**Data extracts:**
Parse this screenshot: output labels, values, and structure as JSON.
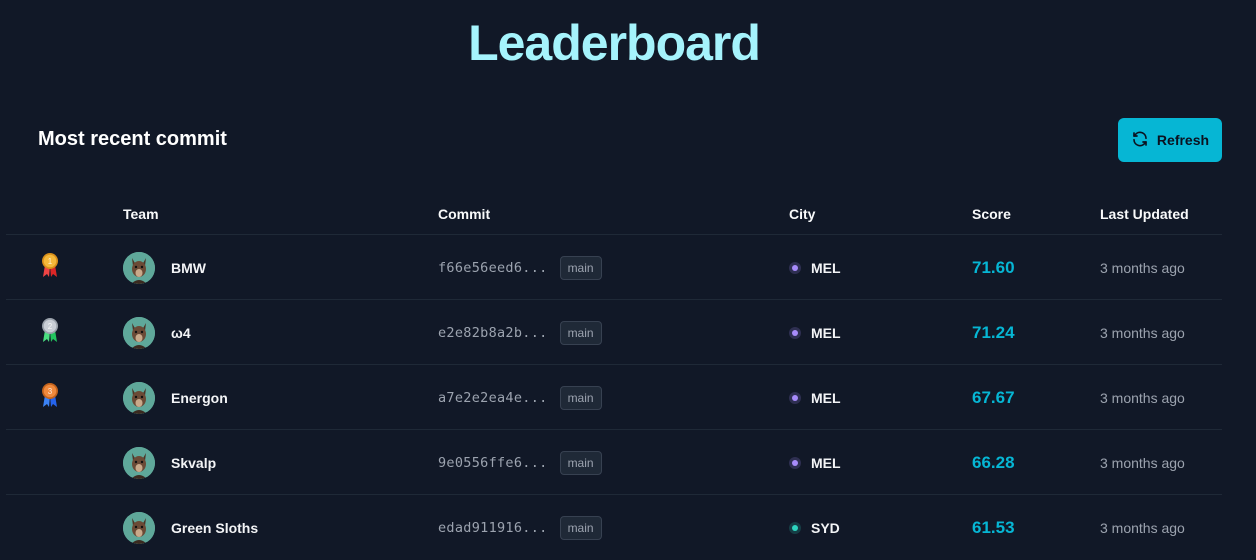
{
  "title": "Leaderboard",
  "section_title": "Most recent commit",
  "refresh_label": "Refresh",
  "columns": {
    "team": "Team",
    "commit": "Commit",
    "city": "City",
    "score": "Score",
    "updated": "Last Updated"
  },
  "colors": {
    "accent": "#06b6d4",
    "title": "#a5f3fc",
    "mel_dot": "#a78bfa",
    "syd_dot": "#2dd4bf"
  },
  "rows": [
    {
      "rank": "1",
      "medal": "gold-medal-icon",
      "team": "BMW",
      "commit": "f66e56eed6...",
      "branch": "main",
      "city": "MEL",
      "score": "71.60",
      "updated": "3 months ago"
    },
    {
      "rank": "2",
      "medal": "silver-medal-icon",
      "team": "ω4",
      "commit": "e2e82b8a2b...",
      "branch": "main",
      "city": "MEL",
      "score": "71.24",
      "updated": "3 months ago"
    },
    {
      "rank": "3",
      "medal": "bronze-medal-icon",
      "team": "Energon",
      "commit": "a7e2e2ea4e...",
      "branch": "main",
      "city": "MEL",
      "score": "67.67",
      "updated": "3 months ago"
    },
    {
      "rank": "",
      "medal": "",
      "team": "Skvalp",
      "commit": "9e0556ffe6...",
      "branch": "main",
      "city": "MEL",
      "score": "66.28",
      "updated": "3 months ago"
    },
    {
      "rank": "",
      "medal": "",
      "team": "Green Sloths",
      "commit": "edad911916...",
      "branch": "main",
      "city": "SYD",
      "score": "61.53",
      "updated": "3 months ago"
    }
  ]
}
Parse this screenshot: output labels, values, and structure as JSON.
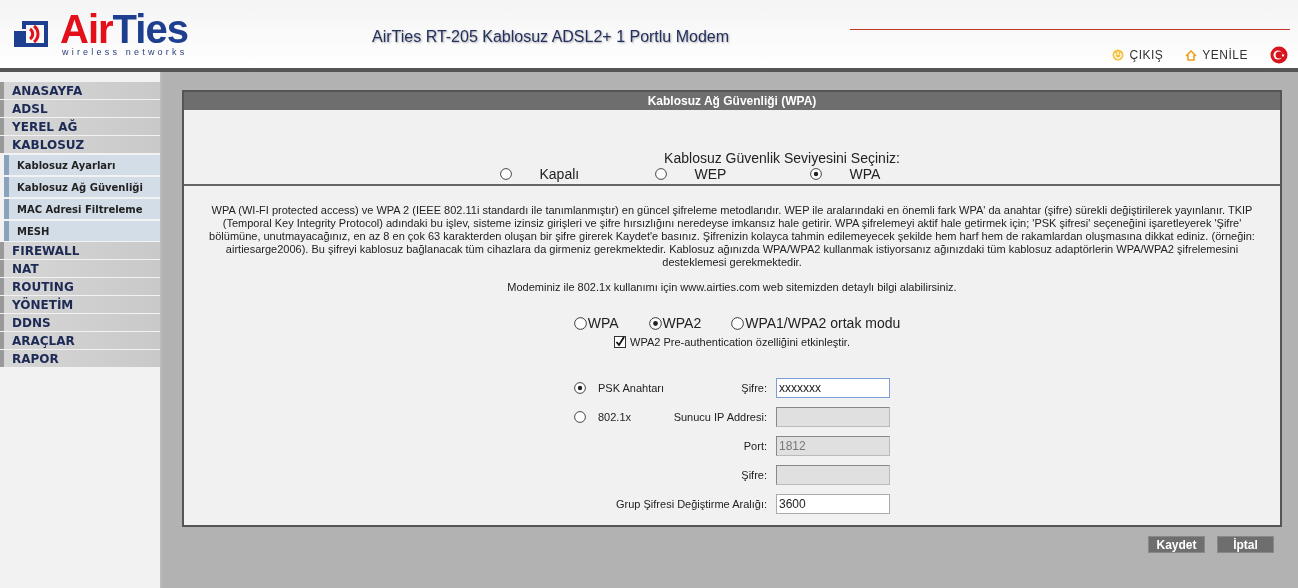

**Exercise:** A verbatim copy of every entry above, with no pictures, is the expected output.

**Answer to the exercise:**
Parse this screenshot: output labels, values, and structure as JSON.
{
  "title": "Leaderboard",
  "section_title": "Most recent commit",
  "refresh_label": "Refresh",
  "columns": {
    "team": "Team",
    "commit": "Commit",
    "city": "City",
    "score": "Score",
    "updated": "Last Updated"
  },
  "colors": {
    "accent": "#06b6d4",
    "title": "#a5f3fc",
    "mel_dot": "#a78bfa",
    "syd_dot": "#2dd4bf"
  },
  "rows": [
    {
      "rank": "1",
      "medal": "gold-medal-icon",
      "team": "BMW",
      "commit": "f66e56eed6...",
      "branch": "main",
      "city": "MEL",
      "score": "71.60",
      "updated": "3 months ago"
    },
    {
      "rank": "2",
      "medal": "silver-medal-icon",
      "team": "ω4",
      "commit": "e2e82b8a2b...",
      "branch": "main",
      "city": "MEL",
      "score": "71.24",
      "updated": "3 months ago"
    },
    {
      "rank": "3",
      "medal": "bronze-medal-icon",
      "team": "Energon",
      "commit": "a7e2e2ea4e...",
      "branch": "main",
      "city": "MEL",
      "score": "67.67",
      "updated": "3 months ago"
    },
    {
      "rank": "",
      "medal": "",
      "team": "Skvalp",
      "commit": "9e0556ffe6...",
      "branch": "main",
      "city": "MEL",
      "score": "66.28",
      "updated": "3 months ago"
    },
    {
      "rank": "",
      "medal": "",
      "team": "Green Sloths",
      "commit": "edad911916...",
      "branch": "main",
      "city": "SYD",
      "score": "61.53",
      "updated": "3 months ago"
    }
  ]
}
Parse this screenshot: output labels, values, and structure as JSON.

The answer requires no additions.